Items listed in a dataset
○ ○ ○ ○ ○ ○ ○
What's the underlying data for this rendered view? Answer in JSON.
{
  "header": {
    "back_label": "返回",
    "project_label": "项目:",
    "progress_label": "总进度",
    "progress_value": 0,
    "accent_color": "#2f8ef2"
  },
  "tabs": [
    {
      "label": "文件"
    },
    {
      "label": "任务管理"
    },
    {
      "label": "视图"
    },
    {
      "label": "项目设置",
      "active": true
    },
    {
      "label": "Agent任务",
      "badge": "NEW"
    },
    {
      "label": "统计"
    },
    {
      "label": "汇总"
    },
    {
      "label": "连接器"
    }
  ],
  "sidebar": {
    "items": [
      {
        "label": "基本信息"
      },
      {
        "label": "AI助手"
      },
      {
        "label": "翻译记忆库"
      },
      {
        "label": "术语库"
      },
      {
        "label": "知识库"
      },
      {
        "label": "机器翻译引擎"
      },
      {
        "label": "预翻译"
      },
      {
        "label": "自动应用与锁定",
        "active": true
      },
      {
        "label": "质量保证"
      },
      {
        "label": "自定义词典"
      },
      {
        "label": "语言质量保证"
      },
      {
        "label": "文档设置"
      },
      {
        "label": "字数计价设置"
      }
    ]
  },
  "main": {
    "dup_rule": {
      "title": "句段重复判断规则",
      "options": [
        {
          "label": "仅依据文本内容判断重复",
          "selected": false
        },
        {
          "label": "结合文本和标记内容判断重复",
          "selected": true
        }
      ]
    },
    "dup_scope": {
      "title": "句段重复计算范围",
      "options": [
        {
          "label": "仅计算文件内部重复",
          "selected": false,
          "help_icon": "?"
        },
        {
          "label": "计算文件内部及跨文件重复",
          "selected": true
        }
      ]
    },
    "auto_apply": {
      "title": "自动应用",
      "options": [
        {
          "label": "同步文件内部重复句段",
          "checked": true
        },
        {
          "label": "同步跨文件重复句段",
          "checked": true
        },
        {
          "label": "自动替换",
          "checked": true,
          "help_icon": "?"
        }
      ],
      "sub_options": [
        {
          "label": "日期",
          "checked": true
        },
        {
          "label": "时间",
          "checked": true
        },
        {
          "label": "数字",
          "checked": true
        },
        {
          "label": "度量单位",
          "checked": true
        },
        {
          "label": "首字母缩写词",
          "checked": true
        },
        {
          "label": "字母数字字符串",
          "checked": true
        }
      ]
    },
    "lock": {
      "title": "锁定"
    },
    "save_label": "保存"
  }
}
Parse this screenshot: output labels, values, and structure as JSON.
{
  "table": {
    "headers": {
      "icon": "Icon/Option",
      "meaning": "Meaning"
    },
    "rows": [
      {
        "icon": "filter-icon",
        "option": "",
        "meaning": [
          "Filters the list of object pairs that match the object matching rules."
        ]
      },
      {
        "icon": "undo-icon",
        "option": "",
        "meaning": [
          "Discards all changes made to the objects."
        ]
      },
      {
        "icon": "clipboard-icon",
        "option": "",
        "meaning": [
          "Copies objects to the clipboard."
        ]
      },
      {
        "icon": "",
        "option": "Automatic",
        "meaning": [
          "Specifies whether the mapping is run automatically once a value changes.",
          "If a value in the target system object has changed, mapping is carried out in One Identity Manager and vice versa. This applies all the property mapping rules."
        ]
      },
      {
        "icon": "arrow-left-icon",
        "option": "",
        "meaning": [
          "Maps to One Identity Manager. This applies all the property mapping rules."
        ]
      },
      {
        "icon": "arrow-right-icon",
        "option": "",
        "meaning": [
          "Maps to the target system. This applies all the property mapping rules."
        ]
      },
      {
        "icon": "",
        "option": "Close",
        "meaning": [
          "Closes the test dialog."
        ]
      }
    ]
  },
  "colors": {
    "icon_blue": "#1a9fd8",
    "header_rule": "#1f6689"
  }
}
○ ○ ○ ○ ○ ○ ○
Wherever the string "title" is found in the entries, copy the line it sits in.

      "title": "句段重复判断规则",
      "title": "句段重复计算范围",
      "title": "自动应用",
      "title": "锁定"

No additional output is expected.